TASK DIRECTIONS:
When you write out the records, keep every line exactly as it is.

Entries from a dataset of interfaces
* * * * * * * * *
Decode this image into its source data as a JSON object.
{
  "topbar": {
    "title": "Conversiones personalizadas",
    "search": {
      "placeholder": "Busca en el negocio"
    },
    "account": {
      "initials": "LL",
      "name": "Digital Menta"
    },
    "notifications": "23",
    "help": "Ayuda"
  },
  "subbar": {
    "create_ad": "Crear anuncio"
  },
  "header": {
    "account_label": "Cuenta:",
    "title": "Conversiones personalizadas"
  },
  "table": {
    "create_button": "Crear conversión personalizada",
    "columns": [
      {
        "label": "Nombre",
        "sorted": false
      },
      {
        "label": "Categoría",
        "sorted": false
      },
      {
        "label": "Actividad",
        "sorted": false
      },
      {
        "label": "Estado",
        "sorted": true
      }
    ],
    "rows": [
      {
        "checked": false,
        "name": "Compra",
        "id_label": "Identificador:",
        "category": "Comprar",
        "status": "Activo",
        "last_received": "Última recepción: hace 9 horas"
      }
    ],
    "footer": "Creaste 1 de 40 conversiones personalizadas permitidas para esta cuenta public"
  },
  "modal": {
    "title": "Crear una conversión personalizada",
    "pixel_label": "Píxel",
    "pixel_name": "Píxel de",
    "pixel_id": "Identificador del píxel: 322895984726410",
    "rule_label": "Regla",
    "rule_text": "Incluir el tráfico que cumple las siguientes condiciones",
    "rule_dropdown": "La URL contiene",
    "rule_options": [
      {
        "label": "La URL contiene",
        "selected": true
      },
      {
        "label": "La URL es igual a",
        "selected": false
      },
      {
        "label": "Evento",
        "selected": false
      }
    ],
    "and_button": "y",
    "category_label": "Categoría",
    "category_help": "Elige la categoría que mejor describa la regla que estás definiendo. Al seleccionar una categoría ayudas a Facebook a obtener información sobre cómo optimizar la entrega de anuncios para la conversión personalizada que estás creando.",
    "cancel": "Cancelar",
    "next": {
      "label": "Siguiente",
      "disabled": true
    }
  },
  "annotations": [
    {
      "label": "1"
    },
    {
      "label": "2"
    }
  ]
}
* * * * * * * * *
OUTPUT:
Decode this image into its source data as a JSON object.
{
  "topbar": {
    "title": "Conversiones personalizadas",
    "search": {
      "placeholder": "Busca en el negocio"
    },
    "account": {
      "initials": "LL",
      "name": "Digital Menta"
    },
    "notifications": "23",
    "help": "Ayuda"
  },
  "subbar": {
    "create_ad": "Crear anuncio"
  },
  "header": {
    "account_label": "Cuenta:",
    "title": "Conversiones personalizadas"
  },
  "table": {
    "create_button": "Crear conversión personalizada",
    "columns": [
      {
        "label": "Nombre",
        "sorted": false
      },
      {
        "label": "Categoría",
        "sorted": false
      },
      {
        "label": "Actividad",
        "sorted": false
      },
      {
        "label": "Estado",
        "sorted": true
      }
    ],
    "rows": [
      {
        "checked": false,
        "name": "Compra",
        "id_label": "Identificador:",
        "category": "Comprar",
        "status": "Activo",
        "last_received": "Última recepción: hace 9 horas"
      }
    ],
    "footer": "Creaste 1 de 40 conversiones personalizadas permitidas para esta cuenta public"
  },
  "modal": {
    "title": "Crear una conversión personalizada",
    "pixel_label": "Píxel",
    "pixel_name": "Píxel de",
    "pixel_id": "Identificador del píxel: 322895984726410",
    "rule_label": "Regla",
    "rule_text": "Incluir el tráfico que cumple las siguientes condiciones",
    "rule_dropdown": "La URL contiene",
    "rule_options": [
      {
        "label": "La URL contiene",
        "selected": true
      },
      {
        "label": "La URL es igual a",
        "selected": false
      },
      {
        "label": "Evento",
        "selected": false
      }
    ],
    "and_button": "y",
    "category_label": "Categoría",
    "category_help": "Elige la categoría que mejor describa la regla que estás definiendo. Al seleccionar una categoría ayudas a Facebook a obtener información sobre cómo optimizar la entrega de anuncios para la conversión personalizada que estás creando.",
    "cancel": "Cancelar",
    "next": {
      "label": "Siguiente",
      "disabled": true
    }
  },
  "annotations": [
    {
      "label": "1"
    },
    {
      "label": "2"
    }
  ]
}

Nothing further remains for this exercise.